Aim of the exercise :: Give the listing again in full and exactly, apart from its pictures.

─── Data to use

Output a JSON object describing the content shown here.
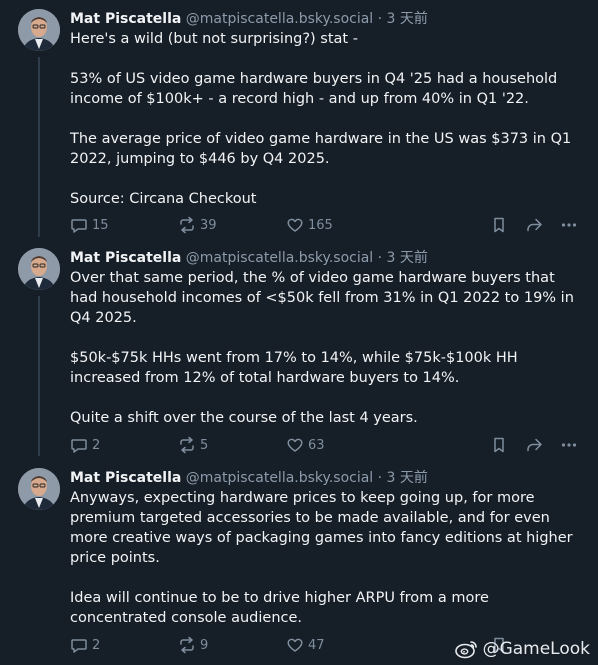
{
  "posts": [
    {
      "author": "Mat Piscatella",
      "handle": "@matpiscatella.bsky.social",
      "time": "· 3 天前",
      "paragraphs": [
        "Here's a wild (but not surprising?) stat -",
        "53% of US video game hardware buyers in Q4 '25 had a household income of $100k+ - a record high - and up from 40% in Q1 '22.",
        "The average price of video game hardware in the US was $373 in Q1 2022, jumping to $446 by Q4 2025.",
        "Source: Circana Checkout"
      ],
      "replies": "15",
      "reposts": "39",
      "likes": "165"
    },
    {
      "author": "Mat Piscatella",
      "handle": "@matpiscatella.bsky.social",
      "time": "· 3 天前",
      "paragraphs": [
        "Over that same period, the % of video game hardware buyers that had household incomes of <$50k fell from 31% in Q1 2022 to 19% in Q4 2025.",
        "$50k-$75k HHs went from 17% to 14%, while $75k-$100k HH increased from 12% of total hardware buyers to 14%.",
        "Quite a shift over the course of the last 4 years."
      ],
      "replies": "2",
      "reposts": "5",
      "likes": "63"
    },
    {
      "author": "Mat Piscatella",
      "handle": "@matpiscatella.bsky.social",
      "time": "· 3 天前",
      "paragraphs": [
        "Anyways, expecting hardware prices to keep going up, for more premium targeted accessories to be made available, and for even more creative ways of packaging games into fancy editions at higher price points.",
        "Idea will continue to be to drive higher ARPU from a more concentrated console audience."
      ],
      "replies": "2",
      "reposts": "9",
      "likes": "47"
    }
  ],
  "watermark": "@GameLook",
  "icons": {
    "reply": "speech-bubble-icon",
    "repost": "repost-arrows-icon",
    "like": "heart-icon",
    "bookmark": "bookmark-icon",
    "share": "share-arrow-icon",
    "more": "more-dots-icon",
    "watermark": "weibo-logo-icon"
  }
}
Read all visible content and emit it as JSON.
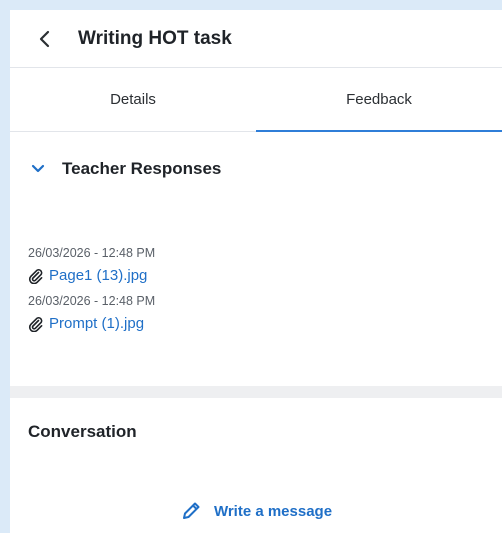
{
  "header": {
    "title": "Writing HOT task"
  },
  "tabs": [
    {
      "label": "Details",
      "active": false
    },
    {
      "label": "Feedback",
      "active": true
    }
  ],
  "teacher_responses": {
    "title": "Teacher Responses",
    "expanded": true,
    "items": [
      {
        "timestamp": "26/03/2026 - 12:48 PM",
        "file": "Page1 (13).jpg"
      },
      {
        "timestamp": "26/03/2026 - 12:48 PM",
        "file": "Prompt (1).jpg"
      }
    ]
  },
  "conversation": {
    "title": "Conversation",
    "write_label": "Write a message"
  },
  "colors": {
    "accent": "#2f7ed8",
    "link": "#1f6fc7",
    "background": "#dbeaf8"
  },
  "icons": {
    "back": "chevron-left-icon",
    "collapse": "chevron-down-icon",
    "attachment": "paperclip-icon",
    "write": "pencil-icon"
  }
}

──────

Exercise answer ::
Output a JSON object describing the content shown here.
{
  "posts": [
    {
      "author": "Mat Piscatella",
      "handle": "@matpiscatella.bsky.social",
      "time": "· 3 天前",
      "paragraphs": [
        "Here's a wild (but not surprising?) stat -",
        "53% of US video game hardware buyers in Q4 '25 had a household income of $100k+ - a record high - and up from 40% in Q1 '22.",
        "The average price of video game hardware in the US was $373 in Q1 2022, jumping to $446 by Q4 2025.",
        "Source: Circana Checkout"
      ],
      "replies": "15",
      "reposts": "39",
      "likes": "165"
    },
    {
      "author": "Mat Piscatella",
      "handle": "@matpiscatella.bsky.social",
      "time": "· 3 天前",
      "paragraphs": [
        "Over that same period, the % of video game hardware buyers that had household incomes of <$50k fell from 31% in Q1 2022 to 19% in Q4 2025.",
        "$50k-$75k HHs went from 17% to 14%, while $75k-$100k HH increased from 12% of total hardware buyers to 14%.",
        "Quite a shift over the course of the last 4 years."
      ],
      "replies": "2",
      "reposts": "5",
      "likes": "63"
    },
    {
      "author": "Mat Piscatella",
      "handle": "@matpiscatella.bsky.social",
      "time": "· 3 天前",
      "paragraphs": [
        "Anyways, expecting hardware prices to keep going up, for more premium targeted accessories to be made available, and for even more creative ways of packaging games into fancy editions at higher price points.",
        "Idea will continue to be to drive higher ARPU from a more concentrated console audience."
      ],
      "replies": "2",
      "reposts": "9",
      "likes": "47"
    }
  ],
  "watermark": "@GameLook",
  "icons": {
    "reply": "speech-bubble-icon",
    "repost": "repost-arrows-icon",
    "like": "heart-icon",
    "bookmark": "bookmark-icon",
    "share": "share-arrow-icon",
    "more": "more-dots-icon",
    "watermark": "weibo-logo-icon"
  }
}
Read all visible content and emit it as JSON.
{
  "header": {
    "title": "Writing HOT task"
  },
  "tabs": [
    {
      "label": "Details",
      "active": false
    },
    {
      "label": "Feedback",
      "active": true
    }
  ],
  "teacher_responses": {
    "title": "Teacher Responses",
    "expanded": true,
    "items": [
      {
        "timestamp": "26/03/2026 - 12:48 PM",
        "file": "Page1 (13).jpg"
      },
      {
        "timestamp": "26/03/2026 - 12:48 PM",
        "file": "Prompt (1).jpg"
      }
    ]
  },
  "conversation": {
    "title": "Conversation",
    "write_label": "Write a message"
  },
  "colors": {
    "accent": "#2f7ed8",
    "link": "#1f6fc7",
    "background": "#dbeaf8"
  },
  "icons": {
    "back": "chevron-left-icon",
    "collapse": "chevron-down-icon",
    "attachment": "paperclip-icon",
    "write": "pencil-icon"
  }
}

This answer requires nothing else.